Poems by Kimiko Hahn

Reckless Sonnet #7

Things That Make Me Cry Instantly

Gowanus, Late Summer (2000)


In poems dense with curiosity and a self-proclaimed “desire to blur,” Kimiko Hahn’s unique voice haunts as much as it is haunted. Her “daring, exciting poems,” notes the poet Ai, “take us into the dark woods of our own psyche.” Hahn’s work, “large in the range of her concerns and the intensity of their passions” (Publishers Weekly), invites readers to re-imagine traditional notions of gender and selfhood.

Freaks, daughters, lovers, and monsters are all subject to Hahn’s unrelenting attention and honesty in the dark world of circumstance and desire. Fiercely intimate and utterly fearless, these are nonetheless, as Evan Boland writes, “poems with a zest for everything.”

In her most recent book, The Narrow Road to the Interior, Hahn adapts the ancient Japanese artistic technique of zuihitsu (“running brush”), to create, as Marilyn Chin writes, “a high mockery of Basho’s classic diary.” Formally innovative and informally contemplative, incorporating lyrical prose pieces, on-the-fly notations, lists, anecdotes, striking images, accounts of quotidian activities, and sudden confessions, she uses the tools of fragmentation and paradox to drive her examination of the intimate intersections of memory, body and identity.

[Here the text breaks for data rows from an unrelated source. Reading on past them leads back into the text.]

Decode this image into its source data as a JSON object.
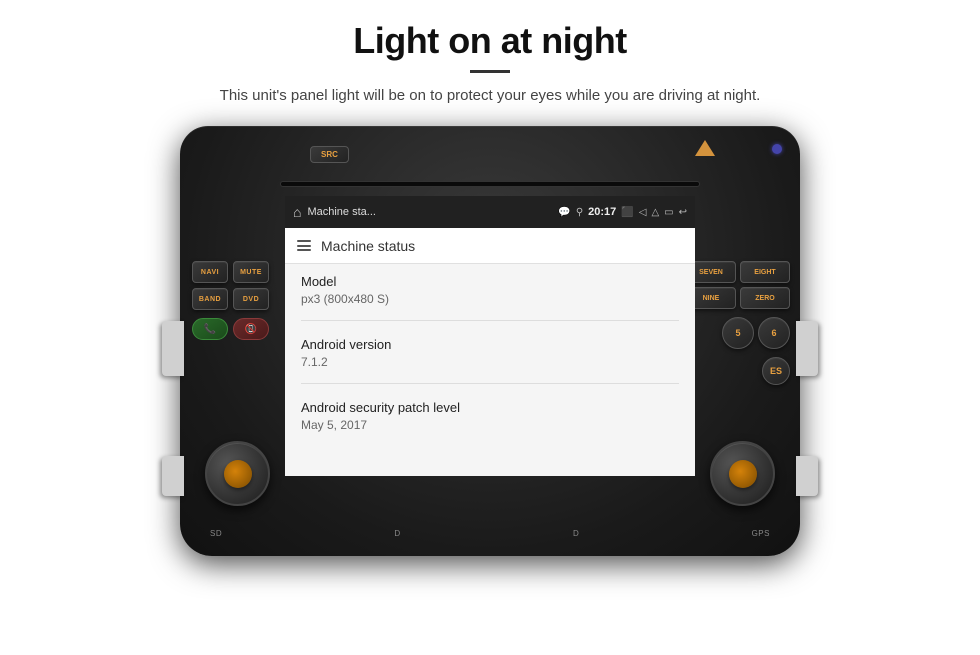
{
  "page": {
    "title": "Light on at night",
    "divider": true,
    "subtitle": "This unit's panel light will be on to protect your eyes while you are driving at night."
  },
  "screen": {
    "status_bar": {
      "app_name": "Machine sta...",
      "time": "20:17"
    },
    "header": {
      "title": "Machine status"
    },
    "items": [
      {
        "label": "Model",
        "value": "px3 (800x480 S)"
      },
      {
        "label": "Android version",
        "value": "7.1.2"
      },
      {
        "label": "Android security patch level",
        "value": "May 5, 2017"
      }
    ]
  },
  "controls": {
    "left_buttons": [
      "NAVI",
      "MUTE",
      "BAND",
      "DVD",
      "SRC"
    ],
    "right_buttons": [
      "SEVEN",
      "EIGHT",
      "NINE",
      "ZERO"
    ],
    "bottom_labels": [
      "SD",
      "D",
      "D",
      "GPS"
    ]
  }
}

Born in Mt. Kisco, New York, to a Japanese-American mother and a German-American father, Hahn is the author of seven volumes of poetry and the recipient of the American Book Award for her 1995 collection The Unbearable Heart. She is a Distinguished Professor of English at Queens College-CUNY and lives in New York.





      Poetry Center Reading:  
    Spring 2007